WHAT THE EXERCISE ASKS: State the number of lines in the material below that have "DirectXSampleAppMain" in them, without any other text.

##### PROVIDED INFORMATION

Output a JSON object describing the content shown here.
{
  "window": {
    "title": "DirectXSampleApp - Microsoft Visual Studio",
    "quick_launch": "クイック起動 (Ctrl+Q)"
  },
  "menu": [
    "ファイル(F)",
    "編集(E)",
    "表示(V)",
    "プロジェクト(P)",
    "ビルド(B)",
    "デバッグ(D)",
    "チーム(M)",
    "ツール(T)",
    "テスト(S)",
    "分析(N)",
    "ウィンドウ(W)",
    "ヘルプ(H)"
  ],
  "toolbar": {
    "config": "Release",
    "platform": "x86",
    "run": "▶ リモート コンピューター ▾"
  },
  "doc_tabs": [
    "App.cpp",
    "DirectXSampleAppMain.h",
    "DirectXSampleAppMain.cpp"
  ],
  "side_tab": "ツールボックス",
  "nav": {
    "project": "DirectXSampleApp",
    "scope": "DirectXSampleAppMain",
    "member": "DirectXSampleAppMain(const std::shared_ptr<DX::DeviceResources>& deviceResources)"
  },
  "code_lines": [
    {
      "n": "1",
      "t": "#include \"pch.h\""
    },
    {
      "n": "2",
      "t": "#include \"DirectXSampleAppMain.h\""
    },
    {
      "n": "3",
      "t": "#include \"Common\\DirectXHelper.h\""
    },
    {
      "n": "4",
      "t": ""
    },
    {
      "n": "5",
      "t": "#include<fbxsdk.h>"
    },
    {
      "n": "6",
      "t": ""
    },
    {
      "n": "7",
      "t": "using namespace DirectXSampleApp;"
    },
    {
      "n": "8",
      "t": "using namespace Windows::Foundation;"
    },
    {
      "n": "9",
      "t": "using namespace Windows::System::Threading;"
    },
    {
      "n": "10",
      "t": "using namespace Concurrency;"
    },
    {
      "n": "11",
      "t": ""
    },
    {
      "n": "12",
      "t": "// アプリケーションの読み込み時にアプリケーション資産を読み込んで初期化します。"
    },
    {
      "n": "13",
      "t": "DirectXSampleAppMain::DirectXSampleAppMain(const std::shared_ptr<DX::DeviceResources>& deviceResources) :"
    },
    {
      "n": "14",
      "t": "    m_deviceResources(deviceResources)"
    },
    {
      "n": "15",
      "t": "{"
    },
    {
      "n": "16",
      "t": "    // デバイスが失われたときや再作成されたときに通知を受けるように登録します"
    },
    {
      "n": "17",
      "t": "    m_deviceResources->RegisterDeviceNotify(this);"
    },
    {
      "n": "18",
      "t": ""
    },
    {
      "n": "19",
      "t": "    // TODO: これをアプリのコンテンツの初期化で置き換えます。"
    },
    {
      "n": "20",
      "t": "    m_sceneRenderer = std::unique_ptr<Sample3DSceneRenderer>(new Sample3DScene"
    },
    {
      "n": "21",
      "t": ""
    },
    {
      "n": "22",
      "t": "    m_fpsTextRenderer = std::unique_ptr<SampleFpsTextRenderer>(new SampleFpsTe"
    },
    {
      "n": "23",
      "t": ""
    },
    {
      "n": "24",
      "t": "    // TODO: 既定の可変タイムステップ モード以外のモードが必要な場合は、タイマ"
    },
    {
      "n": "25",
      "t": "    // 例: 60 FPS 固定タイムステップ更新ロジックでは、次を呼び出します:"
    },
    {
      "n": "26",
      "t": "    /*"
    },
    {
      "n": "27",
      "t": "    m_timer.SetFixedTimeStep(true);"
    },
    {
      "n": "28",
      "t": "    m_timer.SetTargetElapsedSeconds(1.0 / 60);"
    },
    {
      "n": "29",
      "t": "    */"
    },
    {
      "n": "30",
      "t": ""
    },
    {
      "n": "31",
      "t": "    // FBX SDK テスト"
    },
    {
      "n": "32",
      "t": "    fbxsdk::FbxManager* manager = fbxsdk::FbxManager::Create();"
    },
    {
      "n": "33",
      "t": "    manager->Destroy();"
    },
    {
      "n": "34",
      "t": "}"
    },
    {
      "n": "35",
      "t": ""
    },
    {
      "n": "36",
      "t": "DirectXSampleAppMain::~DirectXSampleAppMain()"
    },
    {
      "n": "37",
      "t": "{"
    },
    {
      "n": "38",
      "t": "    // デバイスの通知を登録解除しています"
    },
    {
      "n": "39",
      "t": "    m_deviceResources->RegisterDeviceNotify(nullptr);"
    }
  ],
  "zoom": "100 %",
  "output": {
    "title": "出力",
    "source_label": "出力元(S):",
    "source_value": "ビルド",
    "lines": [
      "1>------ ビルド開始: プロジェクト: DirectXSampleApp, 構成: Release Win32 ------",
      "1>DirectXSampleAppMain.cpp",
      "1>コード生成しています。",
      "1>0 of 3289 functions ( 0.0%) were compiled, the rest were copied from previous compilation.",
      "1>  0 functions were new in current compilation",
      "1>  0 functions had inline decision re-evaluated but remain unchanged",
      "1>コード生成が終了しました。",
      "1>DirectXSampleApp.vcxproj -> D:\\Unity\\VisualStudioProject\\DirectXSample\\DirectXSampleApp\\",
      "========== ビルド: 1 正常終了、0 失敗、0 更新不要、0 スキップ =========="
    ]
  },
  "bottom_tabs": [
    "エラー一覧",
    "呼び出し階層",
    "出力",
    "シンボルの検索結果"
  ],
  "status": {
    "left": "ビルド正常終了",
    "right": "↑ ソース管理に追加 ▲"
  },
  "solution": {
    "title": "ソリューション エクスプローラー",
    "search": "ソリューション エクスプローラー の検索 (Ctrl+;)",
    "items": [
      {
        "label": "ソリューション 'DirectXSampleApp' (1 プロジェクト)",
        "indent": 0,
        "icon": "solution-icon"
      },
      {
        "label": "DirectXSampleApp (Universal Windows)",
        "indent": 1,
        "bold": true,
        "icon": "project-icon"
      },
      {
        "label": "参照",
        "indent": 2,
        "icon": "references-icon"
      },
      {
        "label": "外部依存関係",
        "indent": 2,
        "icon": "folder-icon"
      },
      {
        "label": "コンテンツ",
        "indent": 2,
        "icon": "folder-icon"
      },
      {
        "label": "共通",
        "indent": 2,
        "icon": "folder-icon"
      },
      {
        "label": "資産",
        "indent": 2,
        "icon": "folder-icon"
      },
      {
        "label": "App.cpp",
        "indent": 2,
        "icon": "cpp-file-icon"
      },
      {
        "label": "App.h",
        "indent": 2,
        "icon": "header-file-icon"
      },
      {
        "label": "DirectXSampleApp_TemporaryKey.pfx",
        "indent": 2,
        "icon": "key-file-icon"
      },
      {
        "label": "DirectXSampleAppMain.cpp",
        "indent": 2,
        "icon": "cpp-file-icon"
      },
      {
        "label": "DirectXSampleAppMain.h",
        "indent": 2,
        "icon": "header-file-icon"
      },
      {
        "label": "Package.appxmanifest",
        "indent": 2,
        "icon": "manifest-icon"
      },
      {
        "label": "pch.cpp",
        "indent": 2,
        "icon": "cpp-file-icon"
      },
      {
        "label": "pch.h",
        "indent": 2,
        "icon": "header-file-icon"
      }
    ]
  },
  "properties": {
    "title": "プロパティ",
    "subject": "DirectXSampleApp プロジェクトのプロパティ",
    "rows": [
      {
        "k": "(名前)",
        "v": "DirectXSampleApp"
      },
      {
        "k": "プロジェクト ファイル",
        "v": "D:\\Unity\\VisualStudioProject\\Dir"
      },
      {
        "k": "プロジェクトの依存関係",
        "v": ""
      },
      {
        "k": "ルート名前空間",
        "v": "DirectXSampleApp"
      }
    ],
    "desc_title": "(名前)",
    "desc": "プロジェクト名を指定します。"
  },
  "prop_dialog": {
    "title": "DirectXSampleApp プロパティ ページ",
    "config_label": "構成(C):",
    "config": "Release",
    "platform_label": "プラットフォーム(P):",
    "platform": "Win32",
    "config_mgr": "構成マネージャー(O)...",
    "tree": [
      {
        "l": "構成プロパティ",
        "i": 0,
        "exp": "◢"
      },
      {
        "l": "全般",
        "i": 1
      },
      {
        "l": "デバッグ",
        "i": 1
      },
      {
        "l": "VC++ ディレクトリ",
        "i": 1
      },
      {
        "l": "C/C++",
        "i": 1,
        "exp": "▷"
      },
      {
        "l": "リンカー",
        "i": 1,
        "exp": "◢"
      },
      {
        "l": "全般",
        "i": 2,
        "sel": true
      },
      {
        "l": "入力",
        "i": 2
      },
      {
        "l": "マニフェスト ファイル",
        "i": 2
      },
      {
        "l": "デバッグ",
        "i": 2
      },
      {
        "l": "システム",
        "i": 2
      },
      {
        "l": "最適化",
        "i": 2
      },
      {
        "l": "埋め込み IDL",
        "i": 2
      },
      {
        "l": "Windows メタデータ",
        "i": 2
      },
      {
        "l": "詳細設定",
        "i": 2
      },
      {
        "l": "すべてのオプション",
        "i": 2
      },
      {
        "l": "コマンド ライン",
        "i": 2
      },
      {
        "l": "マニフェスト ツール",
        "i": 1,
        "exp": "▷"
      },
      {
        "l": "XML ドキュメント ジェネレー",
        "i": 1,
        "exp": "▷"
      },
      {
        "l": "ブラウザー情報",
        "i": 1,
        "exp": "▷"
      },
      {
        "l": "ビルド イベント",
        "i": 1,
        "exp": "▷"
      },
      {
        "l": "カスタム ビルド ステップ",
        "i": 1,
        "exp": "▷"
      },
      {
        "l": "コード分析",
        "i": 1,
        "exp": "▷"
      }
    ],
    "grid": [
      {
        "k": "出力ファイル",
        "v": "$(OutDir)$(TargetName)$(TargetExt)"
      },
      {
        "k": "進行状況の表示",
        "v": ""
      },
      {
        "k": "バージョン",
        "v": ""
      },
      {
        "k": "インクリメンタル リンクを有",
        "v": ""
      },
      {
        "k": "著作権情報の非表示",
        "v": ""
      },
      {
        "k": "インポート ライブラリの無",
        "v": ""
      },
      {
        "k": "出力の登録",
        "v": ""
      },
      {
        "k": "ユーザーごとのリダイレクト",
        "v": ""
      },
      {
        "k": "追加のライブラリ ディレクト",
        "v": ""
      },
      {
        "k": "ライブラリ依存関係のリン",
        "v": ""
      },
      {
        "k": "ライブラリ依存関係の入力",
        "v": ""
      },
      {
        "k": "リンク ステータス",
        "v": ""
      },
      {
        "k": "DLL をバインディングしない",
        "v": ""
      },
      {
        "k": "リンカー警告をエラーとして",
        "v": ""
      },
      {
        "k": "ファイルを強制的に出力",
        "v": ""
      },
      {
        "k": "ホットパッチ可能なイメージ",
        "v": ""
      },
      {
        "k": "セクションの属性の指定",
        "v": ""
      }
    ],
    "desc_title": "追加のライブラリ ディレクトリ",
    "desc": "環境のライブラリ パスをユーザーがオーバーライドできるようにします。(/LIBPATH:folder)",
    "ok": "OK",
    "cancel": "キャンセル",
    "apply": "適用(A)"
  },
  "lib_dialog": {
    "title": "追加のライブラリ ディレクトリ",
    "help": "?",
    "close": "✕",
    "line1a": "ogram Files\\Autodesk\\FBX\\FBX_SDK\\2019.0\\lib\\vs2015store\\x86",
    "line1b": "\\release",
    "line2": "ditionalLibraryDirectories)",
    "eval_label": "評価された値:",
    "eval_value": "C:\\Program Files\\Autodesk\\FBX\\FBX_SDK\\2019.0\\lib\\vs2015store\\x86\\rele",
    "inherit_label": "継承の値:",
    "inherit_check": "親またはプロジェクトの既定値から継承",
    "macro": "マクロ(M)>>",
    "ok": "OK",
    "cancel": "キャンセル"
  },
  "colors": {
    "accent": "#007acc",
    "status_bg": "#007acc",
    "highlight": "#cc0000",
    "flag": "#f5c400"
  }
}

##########

RESULT FOR THIS EXERCISE: 10